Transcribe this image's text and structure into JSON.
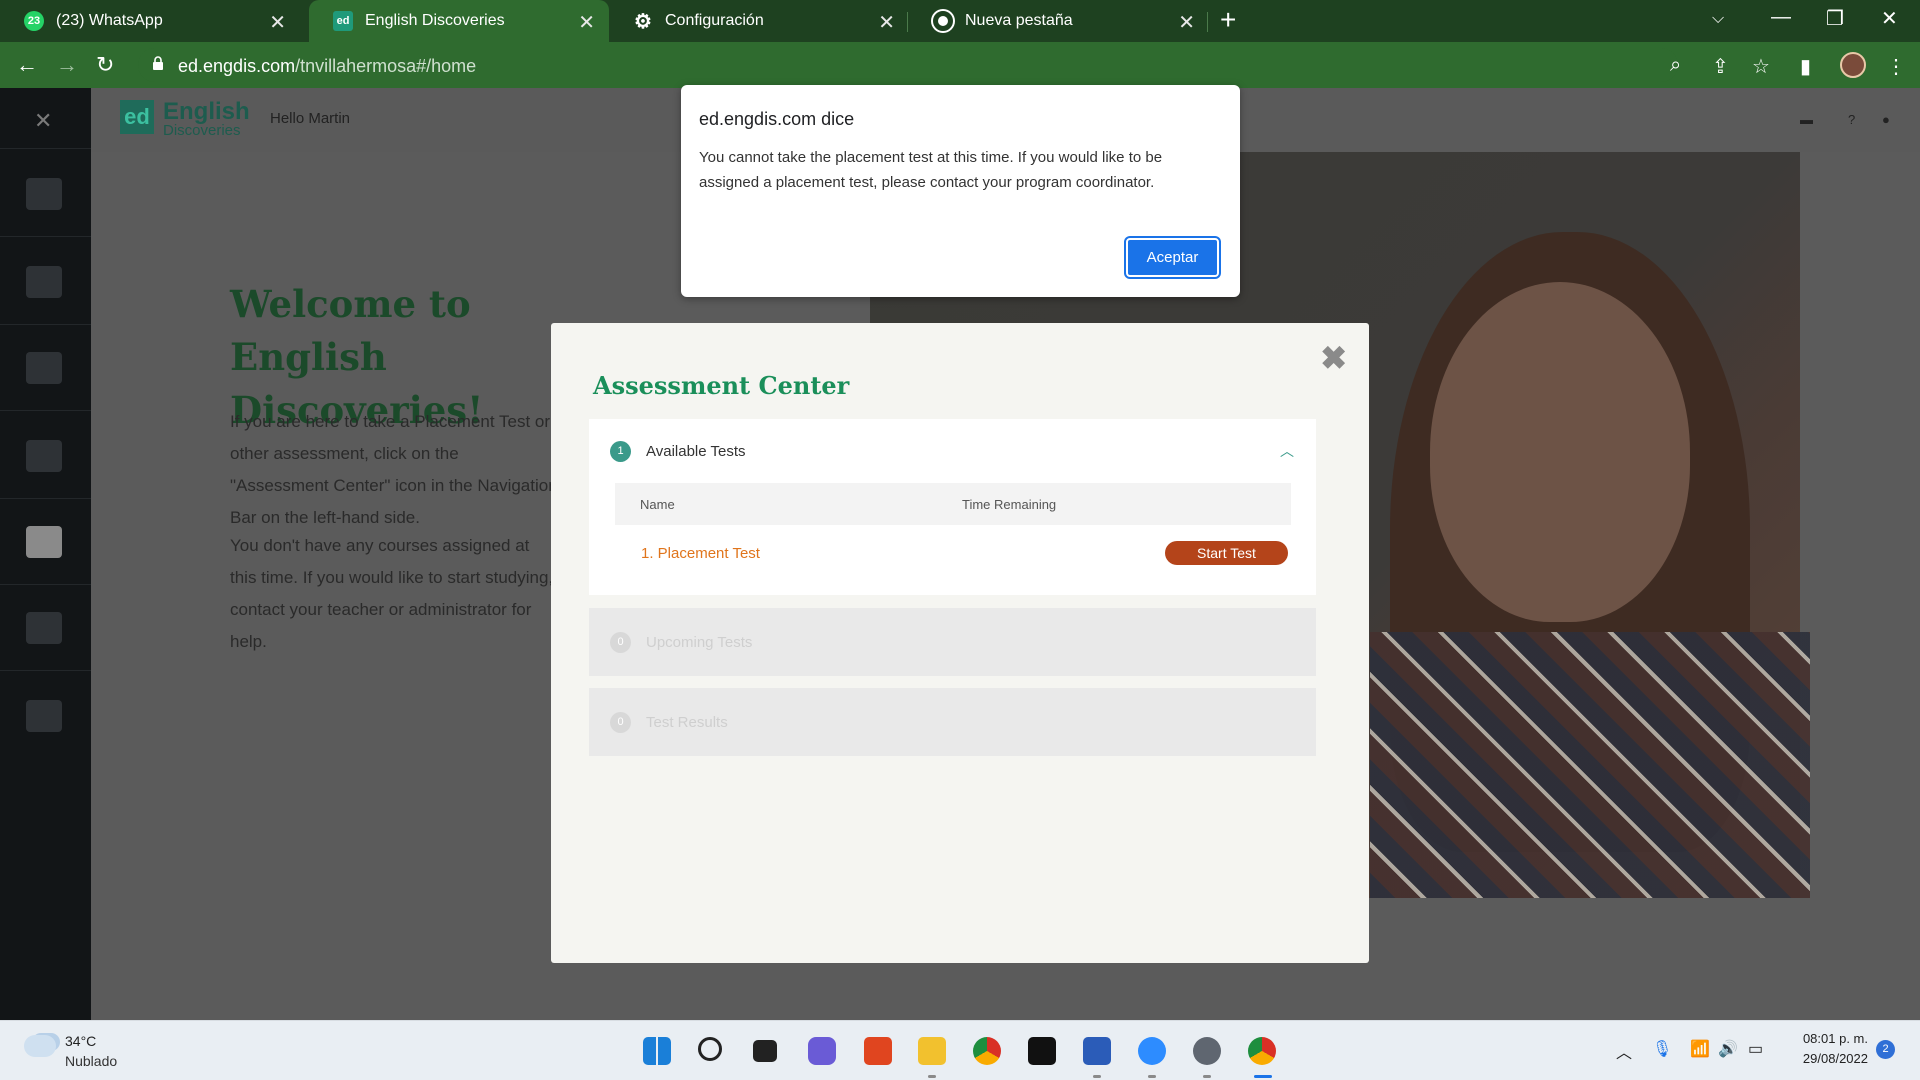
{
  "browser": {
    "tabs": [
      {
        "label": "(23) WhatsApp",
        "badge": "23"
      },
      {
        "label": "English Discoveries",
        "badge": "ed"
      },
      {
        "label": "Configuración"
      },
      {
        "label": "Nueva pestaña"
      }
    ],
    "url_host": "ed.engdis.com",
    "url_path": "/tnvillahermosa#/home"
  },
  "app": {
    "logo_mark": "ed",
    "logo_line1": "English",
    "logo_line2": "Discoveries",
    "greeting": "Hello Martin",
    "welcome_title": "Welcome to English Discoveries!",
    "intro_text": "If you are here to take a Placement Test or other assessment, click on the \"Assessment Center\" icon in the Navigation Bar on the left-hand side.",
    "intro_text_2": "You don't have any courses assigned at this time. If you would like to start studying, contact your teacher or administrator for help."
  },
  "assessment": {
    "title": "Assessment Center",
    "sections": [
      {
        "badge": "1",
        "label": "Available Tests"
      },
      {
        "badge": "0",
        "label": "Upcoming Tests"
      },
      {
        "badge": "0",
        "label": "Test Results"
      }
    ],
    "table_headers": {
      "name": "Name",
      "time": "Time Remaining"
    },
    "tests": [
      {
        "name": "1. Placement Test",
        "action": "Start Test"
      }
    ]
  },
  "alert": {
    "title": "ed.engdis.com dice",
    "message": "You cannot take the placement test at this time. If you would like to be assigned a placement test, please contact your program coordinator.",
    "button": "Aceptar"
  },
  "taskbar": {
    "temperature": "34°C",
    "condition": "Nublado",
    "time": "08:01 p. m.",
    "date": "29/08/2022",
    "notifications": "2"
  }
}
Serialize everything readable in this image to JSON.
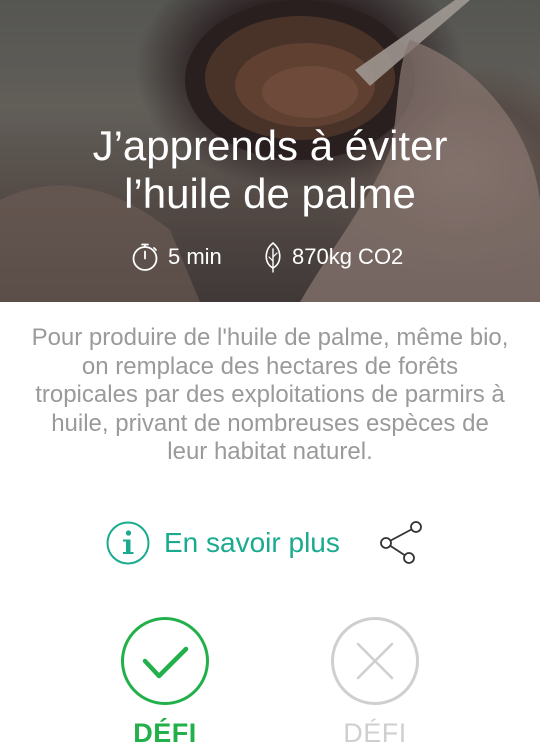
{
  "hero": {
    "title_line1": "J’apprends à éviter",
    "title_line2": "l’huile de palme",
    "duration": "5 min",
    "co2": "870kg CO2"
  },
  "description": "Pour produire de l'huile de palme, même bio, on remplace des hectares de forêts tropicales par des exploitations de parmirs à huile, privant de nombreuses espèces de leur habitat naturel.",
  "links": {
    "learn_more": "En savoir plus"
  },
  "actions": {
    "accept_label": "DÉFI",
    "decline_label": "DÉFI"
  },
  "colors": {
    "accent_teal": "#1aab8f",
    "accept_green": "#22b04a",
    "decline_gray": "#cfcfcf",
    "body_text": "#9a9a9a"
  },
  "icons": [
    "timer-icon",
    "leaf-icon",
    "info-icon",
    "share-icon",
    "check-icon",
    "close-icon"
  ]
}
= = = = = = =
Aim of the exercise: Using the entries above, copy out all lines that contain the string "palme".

Completed exercise:
    "title_line2": "l’huile de palme",
  "description": "Pour produire de l'huile de palme, même bio, on remplace des hectares de forêts tropicales par des exploitations de parmirs à huile, privant de nombreuses espèces de leur habitat naturel.",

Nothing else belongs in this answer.